Cajun Sauteed Okra

Okra is rolling in!  Being in North Dakota, okra is not a common dish up here.  Our CSA is growing it and people are asking for ideas to use it.  Of course I’m experimenting and I’m loving it.  I’m pickling some of it but I have to use some of it fresh too.  Fresh okra from the farm is so much different than frozen okra.  I love it raw, sauteed, fried and pickled.

**Warning** Okra is slimy!  Some find it off-putting, some don’t mind it.

You’ll notice in this recipe, it asks for a healthy fat and I don’t list canola or vegetable oil.  Guess what?  They aren’t healthy!  At the farmers market this last Saturday, I was selling some freshly rendered, pastured, organic lard.  The reaction from people was…let’s just say interesting.  Some were horrified that I would tout this evil fat as healthy, others high fived me for being right on.  There were lots of comments from people about how their grandmothers used to render lard.  I had one gentleman try to tell me coconut oil was bad because his cholesterol levels were fine until his daughter gave him a bottle of Malibu (coconut flavored alcohol) for his birthday.  Still shaking my head over that one.  I’m not really sure if he was serious or not.  He sure sounded serious.

Cajun Sauteed Okra

  • 2 tbsp healthy fat (pastured lard, coconut oil, butter or bacon grease)
  • 1 sprig  fresh oregano or 1/2 tsp dried 
  • 1 sprig fresh thyme, or 1/2 tsp dried
  • 1 hot pepper or 1/4 tsp cayenne pepper (optional), sliced
  • 1 med onion, thinly sliced
  • 1 lb okra, sliced 1/4″ thick into pretty stars
In a large skillet over medium heat, melt fat.  Add herbs, pepper and onion.  Saute until onions are soft.  Add okra and cook for about 5 mins.

**This post may contain affiliate links. Purchasing from these links helps support Pickle Me Too, allowing me to post and store all of my free recipes. Thank you!**

3 comments to Cajun Sauteed Okra

  • Dana

    I love okra! Last year I learned from an East Indian friend, that okra gets slimy when it is wet. She was taught to wash her okra early in the day, so it would be dry before it was cut and cooked. I don’t mind it being a little slimy so I haven’t been really careful to use it dry; but if that texture is a problem for anyone, this may be a solution 🙂

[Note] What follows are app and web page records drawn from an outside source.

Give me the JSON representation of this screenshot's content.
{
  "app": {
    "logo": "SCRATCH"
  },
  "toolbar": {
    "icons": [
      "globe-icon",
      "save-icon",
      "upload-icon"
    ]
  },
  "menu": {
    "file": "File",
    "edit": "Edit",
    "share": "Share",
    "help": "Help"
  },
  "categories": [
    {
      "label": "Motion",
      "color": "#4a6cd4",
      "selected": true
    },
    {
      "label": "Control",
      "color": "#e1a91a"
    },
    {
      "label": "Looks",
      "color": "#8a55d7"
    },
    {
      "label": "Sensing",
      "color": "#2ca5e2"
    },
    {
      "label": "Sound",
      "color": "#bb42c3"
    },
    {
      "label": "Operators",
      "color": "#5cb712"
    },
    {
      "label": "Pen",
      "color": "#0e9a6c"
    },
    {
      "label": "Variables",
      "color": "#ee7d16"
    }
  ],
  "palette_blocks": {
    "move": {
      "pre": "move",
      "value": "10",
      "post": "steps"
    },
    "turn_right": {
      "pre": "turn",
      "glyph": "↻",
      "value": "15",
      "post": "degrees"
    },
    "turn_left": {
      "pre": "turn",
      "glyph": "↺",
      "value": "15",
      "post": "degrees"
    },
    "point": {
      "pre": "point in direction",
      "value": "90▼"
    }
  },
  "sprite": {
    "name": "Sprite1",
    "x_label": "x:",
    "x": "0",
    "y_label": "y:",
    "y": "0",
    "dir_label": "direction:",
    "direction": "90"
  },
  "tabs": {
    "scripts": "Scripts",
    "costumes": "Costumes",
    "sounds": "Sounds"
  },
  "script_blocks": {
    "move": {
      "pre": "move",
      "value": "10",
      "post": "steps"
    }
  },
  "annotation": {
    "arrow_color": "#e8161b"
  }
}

  • For more okra ideas, look to Cajun or Indian cuisine (bhindi). I love it now, but when I was a child growing up in the South, I detested “slimy” okra. These days, one of my favorite ways to eat it is stewed with tomatoes and onions fresh from the garden. A touch of salt, healthy fat and black pepper is all you need to make it fabulous. Of course, gumbo wouldn’t be gumbo without okra…..

Leave a Reply

You can use these HTML tags

<a href="" title=""> <abbr title=""> <acronym title=""> <b> <blockquote cite=""> <cite> <code> <del datetime=""> <em> <i> <q cite=""> <s> <strike> <strong>